The input
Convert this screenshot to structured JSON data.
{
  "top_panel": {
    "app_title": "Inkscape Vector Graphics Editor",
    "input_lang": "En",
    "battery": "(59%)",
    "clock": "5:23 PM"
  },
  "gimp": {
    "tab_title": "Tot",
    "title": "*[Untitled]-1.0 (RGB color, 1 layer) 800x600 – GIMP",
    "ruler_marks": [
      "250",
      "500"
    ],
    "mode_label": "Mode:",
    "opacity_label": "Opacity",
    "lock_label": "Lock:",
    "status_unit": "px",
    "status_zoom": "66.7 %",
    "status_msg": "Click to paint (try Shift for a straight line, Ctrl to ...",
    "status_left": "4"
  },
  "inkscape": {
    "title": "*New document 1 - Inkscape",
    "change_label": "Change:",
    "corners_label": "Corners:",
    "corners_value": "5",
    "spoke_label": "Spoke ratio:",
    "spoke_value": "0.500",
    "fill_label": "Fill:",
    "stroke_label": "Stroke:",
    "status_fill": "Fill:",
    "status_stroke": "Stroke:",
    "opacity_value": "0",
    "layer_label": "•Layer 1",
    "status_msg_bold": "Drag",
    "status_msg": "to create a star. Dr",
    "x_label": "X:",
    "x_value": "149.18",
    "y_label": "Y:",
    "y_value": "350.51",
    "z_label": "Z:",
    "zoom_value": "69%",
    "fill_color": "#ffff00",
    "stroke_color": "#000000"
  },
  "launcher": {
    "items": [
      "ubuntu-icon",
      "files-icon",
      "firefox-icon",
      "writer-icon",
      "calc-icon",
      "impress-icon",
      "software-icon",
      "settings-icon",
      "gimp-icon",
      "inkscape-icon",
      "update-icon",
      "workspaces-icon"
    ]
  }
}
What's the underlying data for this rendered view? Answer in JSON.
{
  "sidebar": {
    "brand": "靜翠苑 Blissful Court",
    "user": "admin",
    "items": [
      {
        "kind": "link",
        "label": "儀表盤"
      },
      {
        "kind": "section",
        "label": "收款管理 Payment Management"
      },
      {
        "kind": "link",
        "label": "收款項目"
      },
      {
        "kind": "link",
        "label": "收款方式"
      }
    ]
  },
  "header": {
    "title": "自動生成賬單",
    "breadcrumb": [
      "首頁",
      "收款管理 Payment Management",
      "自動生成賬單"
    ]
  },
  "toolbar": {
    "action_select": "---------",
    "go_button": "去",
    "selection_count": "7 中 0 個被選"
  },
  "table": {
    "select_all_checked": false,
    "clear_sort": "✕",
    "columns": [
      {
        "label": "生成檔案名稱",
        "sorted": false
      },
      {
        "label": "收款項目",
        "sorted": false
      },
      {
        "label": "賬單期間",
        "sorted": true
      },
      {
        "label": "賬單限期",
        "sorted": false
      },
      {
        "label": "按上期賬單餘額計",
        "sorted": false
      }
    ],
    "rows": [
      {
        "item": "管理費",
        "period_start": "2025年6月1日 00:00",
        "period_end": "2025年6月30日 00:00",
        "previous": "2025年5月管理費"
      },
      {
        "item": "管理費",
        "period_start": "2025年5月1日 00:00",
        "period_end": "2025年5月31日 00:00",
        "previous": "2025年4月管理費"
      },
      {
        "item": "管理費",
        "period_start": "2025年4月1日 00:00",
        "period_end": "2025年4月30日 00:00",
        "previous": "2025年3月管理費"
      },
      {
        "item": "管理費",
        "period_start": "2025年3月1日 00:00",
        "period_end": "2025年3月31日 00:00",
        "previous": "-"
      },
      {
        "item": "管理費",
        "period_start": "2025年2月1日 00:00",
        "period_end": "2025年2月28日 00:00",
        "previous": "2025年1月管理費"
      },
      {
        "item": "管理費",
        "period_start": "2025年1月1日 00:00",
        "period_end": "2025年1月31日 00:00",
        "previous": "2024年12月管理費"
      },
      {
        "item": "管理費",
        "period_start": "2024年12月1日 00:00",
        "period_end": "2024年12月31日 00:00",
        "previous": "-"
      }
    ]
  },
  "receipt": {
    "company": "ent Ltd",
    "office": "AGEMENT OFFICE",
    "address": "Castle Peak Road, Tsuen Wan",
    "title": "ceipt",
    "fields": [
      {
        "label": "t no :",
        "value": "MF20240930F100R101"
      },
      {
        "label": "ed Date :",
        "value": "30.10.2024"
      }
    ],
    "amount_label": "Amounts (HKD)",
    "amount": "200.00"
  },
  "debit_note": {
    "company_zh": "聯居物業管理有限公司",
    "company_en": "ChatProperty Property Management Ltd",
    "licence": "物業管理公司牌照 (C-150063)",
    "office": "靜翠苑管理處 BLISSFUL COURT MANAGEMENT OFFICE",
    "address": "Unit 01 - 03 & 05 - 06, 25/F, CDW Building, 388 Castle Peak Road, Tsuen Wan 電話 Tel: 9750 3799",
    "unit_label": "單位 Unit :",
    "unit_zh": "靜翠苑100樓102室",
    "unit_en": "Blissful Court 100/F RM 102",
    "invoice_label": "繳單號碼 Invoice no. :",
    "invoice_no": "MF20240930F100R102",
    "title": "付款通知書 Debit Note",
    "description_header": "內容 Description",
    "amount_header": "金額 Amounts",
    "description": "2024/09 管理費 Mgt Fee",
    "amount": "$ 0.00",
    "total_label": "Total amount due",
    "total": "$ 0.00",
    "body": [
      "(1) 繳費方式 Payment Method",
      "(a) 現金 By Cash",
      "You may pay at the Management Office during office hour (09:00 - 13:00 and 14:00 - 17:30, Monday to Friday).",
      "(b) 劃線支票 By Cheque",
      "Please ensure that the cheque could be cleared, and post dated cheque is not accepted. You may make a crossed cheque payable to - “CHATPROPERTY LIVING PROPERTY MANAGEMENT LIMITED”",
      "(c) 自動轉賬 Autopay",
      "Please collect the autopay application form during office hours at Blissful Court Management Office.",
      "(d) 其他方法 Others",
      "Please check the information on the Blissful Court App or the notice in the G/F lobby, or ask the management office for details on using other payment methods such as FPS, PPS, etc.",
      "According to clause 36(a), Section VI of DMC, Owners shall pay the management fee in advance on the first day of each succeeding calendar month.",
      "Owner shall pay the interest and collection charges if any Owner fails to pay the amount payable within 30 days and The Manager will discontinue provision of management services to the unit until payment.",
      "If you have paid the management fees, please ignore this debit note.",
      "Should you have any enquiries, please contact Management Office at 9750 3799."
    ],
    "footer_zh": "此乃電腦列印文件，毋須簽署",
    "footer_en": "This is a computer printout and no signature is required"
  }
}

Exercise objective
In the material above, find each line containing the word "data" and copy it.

Solved problem
Convert this screenshot to structured JSON data.
What's the underlying data for this rendered view? Answer in JSON.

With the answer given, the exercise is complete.